“We have passed a shoestring budget in order to continue our operations. As a board we operate under severe constraints and have demonstrated due diligence in our operations. [But] we will be forced to run a virtual office with no staff,” Little said.
“We have always had our DGR status and we have had donations over time. Once we realised that the funding wasn’t forthcoming it has allowed us to continue on our strategy to really ramp up the fundraising and look for philanthropic support.
“We will continue to pursue philanthropic donors over the coming months and we are relying on volunteer support to be able to do that because we don’t have the organisational structure and resources to be able to do that so we are relying on the goodwill of people.”

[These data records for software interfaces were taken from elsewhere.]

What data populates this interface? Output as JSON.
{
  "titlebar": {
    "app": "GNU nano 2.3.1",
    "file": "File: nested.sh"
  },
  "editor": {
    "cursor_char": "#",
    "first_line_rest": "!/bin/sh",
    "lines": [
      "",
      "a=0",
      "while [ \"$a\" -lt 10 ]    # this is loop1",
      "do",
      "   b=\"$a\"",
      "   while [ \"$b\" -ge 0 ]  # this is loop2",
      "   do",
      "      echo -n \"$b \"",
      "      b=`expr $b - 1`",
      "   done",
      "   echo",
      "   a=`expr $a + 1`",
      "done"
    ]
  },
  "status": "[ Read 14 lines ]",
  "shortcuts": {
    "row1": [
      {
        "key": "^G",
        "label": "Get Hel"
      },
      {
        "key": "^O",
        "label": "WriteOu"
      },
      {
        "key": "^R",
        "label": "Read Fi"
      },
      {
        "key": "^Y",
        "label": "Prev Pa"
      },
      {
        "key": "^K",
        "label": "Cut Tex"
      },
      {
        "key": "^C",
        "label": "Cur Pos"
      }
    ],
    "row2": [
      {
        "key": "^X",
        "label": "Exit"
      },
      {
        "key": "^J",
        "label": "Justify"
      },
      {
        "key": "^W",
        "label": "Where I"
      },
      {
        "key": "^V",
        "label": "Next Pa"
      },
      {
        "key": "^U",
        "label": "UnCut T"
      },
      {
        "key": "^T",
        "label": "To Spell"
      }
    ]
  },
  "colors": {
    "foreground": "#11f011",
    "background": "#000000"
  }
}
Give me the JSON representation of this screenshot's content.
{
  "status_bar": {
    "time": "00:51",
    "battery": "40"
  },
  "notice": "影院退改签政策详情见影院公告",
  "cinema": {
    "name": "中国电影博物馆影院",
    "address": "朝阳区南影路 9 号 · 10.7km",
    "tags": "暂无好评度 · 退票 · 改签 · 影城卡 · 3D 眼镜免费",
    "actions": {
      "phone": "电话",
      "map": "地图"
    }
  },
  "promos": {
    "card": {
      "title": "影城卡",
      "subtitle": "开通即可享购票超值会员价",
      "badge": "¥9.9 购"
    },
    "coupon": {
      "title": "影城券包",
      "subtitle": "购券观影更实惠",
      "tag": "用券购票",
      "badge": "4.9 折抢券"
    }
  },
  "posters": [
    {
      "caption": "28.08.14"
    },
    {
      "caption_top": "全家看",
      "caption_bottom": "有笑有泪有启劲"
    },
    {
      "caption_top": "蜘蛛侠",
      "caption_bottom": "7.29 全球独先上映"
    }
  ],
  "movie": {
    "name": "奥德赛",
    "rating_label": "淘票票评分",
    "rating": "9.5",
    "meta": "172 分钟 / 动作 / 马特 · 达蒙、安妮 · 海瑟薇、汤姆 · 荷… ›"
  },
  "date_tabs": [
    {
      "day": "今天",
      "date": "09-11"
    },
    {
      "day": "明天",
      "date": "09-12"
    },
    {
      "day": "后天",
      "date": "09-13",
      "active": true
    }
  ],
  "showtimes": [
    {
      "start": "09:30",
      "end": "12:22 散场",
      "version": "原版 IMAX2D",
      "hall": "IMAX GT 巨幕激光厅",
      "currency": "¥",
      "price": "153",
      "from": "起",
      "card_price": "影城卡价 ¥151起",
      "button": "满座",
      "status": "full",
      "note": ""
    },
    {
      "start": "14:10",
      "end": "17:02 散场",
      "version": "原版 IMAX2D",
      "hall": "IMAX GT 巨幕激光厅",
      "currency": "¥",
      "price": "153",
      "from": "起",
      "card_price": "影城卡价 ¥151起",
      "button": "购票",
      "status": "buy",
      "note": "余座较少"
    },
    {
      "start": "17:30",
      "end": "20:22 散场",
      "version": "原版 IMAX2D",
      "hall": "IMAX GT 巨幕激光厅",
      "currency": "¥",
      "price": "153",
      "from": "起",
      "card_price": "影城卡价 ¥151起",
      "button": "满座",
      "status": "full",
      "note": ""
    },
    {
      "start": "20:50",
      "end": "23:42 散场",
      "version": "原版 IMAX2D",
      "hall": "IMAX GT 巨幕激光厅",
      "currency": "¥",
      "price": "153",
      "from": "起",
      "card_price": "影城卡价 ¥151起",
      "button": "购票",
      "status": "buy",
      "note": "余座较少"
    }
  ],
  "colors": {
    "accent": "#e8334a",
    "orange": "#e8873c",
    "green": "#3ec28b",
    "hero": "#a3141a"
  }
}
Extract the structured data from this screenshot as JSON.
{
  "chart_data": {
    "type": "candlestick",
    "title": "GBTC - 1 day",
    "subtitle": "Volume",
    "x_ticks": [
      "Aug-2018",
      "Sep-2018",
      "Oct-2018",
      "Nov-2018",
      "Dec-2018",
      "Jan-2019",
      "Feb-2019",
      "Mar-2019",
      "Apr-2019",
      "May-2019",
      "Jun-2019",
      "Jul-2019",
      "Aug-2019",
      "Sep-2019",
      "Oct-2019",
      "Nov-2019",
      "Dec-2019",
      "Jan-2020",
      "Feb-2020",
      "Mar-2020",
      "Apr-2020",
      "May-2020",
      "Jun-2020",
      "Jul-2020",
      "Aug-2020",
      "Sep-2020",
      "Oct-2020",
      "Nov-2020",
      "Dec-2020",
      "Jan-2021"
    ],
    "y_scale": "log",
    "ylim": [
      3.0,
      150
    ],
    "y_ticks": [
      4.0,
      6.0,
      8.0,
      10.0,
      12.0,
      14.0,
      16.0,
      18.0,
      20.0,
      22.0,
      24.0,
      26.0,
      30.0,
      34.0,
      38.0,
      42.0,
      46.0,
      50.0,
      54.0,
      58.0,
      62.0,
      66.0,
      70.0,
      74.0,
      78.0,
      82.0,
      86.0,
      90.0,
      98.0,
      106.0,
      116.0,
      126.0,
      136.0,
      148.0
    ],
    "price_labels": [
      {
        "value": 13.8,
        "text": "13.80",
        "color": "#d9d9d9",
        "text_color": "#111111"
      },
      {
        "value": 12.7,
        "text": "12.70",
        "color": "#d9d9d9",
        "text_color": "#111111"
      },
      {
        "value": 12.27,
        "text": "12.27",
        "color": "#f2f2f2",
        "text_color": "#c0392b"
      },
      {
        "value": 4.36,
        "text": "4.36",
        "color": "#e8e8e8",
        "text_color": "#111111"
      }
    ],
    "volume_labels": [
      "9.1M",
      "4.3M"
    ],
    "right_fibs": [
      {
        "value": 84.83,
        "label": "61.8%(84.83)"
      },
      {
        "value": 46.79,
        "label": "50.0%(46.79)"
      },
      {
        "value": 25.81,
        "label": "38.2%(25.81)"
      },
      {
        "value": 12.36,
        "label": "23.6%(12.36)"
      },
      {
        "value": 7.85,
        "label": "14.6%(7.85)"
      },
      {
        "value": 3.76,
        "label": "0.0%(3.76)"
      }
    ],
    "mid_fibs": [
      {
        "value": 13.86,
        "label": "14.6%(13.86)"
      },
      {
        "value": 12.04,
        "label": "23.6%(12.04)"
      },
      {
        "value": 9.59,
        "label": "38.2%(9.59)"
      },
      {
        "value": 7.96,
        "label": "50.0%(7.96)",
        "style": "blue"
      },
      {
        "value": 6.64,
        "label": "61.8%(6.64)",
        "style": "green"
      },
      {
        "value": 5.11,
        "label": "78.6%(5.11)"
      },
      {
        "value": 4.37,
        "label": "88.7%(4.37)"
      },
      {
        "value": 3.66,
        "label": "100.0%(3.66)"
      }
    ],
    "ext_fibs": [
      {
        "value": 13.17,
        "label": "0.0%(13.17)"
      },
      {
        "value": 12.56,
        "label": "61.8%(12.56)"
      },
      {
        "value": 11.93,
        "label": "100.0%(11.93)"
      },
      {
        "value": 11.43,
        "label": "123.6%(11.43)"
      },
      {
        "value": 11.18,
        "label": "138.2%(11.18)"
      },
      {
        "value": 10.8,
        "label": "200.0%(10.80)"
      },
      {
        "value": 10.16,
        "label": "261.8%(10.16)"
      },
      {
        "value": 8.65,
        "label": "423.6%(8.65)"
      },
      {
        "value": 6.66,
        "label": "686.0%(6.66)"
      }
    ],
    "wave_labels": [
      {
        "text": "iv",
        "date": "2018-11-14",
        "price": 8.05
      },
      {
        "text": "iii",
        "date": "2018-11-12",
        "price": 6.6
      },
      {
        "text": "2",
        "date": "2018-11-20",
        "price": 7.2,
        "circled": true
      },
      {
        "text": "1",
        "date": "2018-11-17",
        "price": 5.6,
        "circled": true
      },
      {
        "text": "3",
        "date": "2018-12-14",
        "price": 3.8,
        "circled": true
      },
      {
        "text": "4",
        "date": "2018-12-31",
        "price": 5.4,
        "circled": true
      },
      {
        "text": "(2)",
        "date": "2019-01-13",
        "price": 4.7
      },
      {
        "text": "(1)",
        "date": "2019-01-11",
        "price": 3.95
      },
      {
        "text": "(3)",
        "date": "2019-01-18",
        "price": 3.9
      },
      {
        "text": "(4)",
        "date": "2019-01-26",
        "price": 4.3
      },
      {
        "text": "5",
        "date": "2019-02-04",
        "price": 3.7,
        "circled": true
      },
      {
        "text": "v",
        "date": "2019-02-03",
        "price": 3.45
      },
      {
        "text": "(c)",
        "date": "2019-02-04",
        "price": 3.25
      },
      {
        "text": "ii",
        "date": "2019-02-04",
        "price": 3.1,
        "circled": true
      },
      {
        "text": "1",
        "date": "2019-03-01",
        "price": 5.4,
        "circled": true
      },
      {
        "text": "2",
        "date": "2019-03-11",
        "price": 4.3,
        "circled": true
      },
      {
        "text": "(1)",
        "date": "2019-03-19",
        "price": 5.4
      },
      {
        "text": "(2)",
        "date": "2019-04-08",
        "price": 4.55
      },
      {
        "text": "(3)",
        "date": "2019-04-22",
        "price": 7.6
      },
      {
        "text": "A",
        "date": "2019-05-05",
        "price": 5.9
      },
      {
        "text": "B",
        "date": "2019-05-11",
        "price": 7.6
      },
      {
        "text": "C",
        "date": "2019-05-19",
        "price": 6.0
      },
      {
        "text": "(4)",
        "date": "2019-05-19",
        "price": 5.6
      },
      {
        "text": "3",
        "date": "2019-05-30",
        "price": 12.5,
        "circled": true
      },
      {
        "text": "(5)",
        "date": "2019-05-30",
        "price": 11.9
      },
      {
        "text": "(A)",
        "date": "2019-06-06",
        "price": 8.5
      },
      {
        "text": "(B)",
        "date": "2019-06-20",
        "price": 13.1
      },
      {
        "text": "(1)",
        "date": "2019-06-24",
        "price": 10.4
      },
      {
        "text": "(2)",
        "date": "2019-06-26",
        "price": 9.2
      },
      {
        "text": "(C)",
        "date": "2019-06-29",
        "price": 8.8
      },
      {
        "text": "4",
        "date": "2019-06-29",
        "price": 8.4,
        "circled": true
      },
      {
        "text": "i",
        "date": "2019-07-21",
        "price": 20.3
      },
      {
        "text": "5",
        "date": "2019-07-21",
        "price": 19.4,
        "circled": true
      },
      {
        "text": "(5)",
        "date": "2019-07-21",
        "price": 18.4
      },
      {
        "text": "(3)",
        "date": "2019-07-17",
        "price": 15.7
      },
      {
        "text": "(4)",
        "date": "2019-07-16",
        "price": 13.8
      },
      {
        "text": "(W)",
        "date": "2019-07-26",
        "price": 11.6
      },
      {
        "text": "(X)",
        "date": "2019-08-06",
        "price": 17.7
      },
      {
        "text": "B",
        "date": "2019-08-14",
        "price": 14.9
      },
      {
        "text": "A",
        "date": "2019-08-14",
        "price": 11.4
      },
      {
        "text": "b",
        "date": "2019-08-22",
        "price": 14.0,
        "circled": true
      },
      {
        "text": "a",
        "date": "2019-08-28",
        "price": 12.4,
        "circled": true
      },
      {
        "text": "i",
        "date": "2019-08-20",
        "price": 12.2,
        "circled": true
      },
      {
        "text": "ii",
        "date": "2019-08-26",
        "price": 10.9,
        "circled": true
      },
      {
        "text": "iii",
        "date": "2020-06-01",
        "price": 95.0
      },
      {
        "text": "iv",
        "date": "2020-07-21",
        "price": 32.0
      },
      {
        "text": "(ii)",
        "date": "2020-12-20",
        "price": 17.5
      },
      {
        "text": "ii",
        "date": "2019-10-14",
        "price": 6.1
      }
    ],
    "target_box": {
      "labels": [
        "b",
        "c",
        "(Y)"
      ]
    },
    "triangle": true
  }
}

However, the assistant minister to the prime minister, Senator James McGrath, opposed the Greens motion but said other funding sources were being considered.
“Congress is an important stakeholder and the government acknowledges its role as an advocacy body for some Indigenous Australians,” he told the Senate.
“The government does not support this motion as congress has already received $30 million to establish itself, independent of government, and it is inappropriate to divert over $100 million from front-line services for an independent advocacy group.
“However, in recognition of the important role of congress, I can advise that the government is working with congress to establish other funding sources, including through fee-for-service and philanthropic arrangements.”
National Congress co-chair Dr Jackie Huggins said: “Whilst social indicators continue to deteriorate, congress has operated with a declining budget and little to no response from government, with the exception of a meeting with Senator Scullion two weeks ago.
“Senator Scullion has commenced meeting with us to renew the relationship between his office and congress.
“It’s about time we are recognised as the peak Aboriginal and Torres Strait Islander body in Australia.”
She said the National Congress of Australia’s First Peoples had a strong heartbeat and was “not going without a fight”.